Your goal:
Only a number is wanted here. Tally the lines of the data that contain "Floral".

Exercise inputs:
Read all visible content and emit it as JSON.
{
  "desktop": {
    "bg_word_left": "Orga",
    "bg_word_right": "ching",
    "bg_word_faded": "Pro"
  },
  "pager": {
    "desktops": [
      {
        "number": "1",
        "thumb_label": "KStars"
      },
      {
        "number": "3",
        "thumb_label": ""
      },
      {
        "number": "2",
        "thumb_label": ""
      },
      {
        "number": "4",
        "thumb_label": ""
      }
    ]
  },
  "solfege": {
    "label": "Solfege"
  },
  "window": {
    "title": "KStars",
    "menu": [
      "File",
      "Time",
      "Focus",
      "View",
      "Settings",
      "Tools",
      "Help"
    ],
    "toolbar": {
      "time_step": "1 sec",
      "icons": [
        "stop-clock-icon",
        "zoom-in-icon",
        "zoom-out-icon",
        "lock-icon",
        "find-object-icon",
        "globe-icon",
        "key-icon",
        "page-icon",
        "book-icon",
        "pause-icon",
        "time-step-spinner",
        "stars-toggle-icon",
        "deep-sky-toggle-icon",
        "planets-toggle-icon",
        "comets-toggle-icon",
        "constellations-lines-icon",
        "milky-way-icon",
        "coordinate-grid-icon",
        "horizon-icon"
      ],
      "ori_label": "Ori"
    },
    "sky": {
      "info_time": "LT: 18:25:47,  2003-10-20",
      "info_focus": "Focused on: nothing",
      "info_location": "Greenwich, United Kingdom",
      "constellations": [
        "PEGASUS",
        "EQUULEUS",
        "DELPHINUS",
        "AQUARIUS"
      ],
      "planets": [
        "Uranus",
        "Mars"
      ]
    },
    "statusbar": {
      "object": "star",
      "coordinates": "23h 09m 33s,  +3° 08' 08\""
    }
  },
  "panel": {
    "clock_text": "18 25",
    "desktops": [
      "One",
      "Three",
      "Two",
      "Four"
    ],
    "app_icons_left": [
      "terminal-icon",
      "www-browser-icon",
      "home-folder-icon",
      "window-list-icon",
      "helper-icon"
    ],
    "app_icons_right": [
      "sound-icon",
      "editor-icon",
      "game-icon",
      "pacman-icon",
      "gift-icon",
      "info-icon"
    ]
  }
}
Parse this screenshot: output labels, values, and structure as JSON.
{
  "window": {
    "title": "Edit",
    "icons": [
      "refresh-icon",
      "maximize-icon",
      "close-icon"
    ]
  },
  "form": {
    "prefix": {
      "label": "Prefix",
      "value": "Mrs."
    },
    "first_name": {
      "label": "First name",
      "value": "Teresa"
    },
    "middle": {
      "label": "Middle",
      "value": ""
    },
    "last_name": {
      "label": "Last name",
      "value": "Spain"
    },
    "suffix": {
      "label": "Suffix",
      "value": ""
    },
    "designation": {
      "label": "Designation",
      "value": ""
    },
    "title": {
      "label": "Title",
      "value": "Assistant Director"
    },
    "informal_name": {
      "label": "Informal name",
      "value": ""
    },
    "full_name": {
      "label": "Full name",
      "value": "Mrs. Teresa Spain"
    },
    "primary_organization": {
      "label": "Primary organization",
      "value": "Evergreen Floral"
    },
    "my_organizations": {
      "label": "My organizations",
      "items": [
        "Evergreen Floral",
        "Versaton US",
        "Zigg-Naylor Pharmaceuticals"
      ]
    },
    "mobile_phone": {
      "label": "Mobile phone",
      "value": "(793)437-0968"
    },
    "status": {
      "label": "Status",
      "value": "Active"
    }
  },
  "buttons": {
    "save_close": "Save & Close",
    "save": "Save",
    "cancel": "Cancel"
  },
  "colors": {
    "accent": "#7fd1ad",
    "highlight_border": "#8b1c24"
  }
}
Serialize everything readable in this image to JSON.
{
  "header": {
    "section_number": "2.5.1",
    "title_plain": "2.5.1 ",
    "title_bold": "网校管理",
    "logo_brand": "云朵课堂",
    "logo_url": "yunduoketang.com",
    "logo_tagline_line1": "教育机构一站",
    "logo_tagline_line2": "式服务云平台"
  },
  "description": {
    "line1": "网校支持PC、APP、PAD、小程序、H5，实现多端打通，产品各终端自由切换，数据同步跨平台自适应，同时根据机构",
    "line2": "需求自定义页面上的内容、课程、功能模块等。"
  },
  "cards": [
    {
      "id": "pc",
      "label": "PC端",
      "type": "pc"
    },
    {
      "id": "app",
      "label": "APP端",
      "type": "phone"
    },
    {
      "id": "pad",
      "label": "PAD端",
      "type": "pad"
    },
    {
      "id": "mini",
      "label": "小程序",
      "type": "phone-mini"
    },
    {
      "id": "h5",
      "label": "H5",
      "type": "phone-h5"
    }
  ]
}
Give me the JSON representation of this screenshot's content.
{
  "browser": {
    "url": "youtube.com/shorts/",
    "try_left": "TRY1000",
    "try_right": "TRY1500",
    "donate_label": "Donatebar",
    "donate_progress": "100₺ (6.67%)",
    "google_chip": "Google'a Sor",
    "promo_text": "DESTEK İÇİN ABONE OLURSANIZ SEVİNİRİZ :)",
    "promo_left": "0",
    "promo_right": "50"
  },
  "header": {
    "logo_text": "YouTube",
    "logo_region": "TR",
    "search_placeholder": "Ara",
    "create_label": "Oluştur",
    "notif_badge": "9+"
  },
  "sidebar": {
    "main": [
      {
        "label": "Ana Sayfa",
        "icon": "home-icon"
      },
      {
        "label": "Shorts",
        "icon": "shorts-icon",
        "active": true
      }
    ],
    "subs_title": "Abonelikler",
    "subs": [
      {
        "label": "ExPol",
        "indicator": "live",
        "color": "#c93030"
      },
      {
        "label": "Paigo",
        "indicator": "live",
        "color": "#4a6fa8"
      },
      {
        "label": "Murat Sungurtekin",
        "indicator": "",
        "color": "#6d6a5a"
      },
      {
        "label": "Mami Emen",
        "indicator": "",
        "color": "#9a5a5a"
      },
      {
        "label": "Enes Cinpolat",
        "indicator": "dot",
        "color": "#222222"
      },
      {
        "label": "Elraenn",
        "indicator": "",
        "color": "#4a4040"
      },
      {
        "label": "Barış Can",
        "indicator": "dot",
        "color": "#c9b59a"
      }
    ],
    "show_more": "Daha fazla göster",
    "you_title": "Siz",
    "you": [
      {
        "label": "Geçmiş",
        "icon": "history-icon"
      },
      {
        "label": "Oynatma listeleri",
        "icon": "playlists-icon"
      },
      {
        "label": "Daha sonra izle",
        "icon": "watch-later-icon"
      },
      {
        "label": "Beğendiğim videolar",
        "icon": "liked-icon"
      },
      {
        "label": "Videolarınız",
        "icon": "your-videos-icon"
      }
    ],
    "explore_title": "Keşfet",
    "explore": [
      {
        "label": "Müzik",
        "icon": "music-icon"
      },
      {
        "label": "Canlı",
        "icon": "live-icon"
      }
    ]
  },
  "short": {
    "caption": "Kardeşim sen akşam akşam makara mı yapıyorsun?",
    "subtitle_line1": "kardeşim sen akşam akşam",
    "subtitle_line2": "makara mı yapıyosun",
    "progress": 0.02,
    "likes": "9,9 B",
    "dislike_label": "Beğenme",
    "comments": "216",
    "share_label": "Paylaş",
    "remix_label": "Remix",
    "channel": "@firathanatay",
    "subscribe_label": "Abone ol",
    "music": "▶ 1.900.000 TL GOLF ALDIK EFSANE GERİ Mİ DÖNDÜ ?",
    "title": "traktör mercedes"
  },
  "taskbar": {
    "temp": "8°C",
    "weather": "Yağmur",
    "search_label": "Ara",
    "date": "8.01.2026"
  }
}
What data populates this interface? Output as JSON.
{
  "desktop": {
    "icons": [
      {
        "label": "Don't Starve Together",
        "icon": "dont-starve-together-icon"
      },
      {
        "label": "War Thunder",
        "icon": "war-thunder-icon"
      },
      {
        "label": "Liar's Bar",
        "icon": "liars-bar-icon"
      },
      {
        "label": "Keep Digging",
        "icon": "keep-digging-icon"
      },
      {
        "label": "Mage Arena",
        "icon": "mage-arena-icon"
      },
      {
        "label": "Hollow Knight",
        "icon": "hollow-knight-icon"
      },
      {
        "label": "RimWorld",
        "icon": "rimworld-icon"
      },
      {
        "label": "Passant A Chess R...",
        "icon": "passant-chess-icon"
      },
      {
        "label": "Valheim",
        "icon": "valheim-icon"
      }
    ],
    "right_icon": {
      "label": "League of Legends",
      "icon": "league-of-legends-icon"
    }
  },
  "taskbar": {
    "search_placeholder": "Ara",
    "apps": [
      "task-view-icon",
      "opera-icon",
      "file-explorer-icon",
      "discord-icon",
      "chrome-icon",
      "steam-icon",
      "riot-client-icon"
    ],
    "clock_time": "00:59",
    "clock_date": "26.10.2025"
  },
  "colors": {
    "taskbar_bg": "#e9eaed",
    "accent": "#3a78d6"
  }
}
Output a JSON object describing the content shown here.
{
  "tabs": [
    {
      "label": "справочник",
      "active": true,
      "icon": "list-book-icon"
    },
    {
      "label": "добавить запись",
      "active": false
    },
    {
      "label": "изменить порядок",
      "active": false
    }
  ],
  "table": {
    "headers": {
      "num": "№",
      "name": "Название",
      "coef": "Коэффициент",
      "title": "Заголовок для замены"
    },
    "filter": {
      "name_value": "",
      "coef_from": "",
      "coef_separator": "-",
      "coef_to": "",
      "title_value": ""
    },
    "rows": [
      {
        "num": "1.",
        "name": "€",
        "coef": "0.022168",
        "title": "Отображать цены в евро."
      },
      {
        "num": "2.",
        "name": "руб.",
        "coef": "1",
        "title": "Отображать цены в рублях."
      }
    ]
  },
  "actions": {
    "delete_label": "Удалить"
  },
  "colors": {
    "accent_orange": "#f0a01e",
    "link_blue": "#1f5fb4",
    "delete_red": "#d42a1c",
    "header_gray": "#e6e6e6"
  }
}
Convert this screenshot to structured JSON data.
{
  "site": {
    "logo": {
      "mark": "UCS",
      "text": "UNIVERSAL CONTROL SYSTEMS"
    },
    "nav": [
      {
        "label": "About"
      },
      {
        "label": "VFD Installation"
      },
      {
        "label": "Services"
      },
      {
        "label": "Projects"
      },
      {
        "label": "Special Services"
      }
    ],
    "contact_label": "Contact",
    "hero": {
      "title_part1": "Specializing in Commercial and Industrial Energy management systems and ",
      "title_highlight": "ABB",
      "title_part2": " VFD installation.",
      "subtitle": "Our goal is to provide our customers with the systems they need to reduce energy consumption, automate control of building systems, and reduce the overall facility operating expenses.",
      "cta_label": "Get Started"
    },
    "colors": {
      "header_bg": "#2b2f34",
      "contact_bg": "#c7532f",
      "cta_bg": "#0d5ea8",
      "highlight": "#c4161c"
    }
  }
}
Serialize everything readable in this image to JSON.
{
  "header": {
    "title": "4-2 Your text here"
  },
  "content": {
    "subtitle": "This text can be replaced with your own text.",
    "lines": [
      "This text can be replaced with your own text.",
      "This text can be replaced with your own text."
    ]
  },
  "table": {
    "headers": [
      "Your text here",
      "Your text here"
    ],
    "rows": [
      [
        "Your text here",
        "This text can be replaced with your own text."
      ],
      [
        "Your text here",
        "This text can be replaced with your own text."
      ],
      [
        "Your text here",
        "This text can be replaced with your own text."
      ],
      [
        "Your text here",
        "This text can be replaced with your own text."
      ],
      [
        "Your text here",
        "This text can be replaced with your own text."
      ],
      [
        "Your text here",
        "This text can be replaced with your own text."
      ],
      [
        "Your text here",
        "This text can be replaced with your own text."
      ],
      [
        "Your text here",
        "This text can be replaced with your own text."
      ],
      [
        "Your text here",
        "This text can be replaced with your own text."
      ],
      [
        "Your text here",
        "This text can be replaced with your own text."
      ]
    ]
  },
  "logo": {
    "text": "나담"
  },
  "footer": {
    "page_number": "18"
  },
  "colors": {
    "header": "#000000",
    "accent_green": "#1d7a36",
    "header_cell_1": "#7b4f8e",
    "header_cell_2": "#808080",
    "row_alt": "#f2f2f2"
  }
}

Expected answer:
2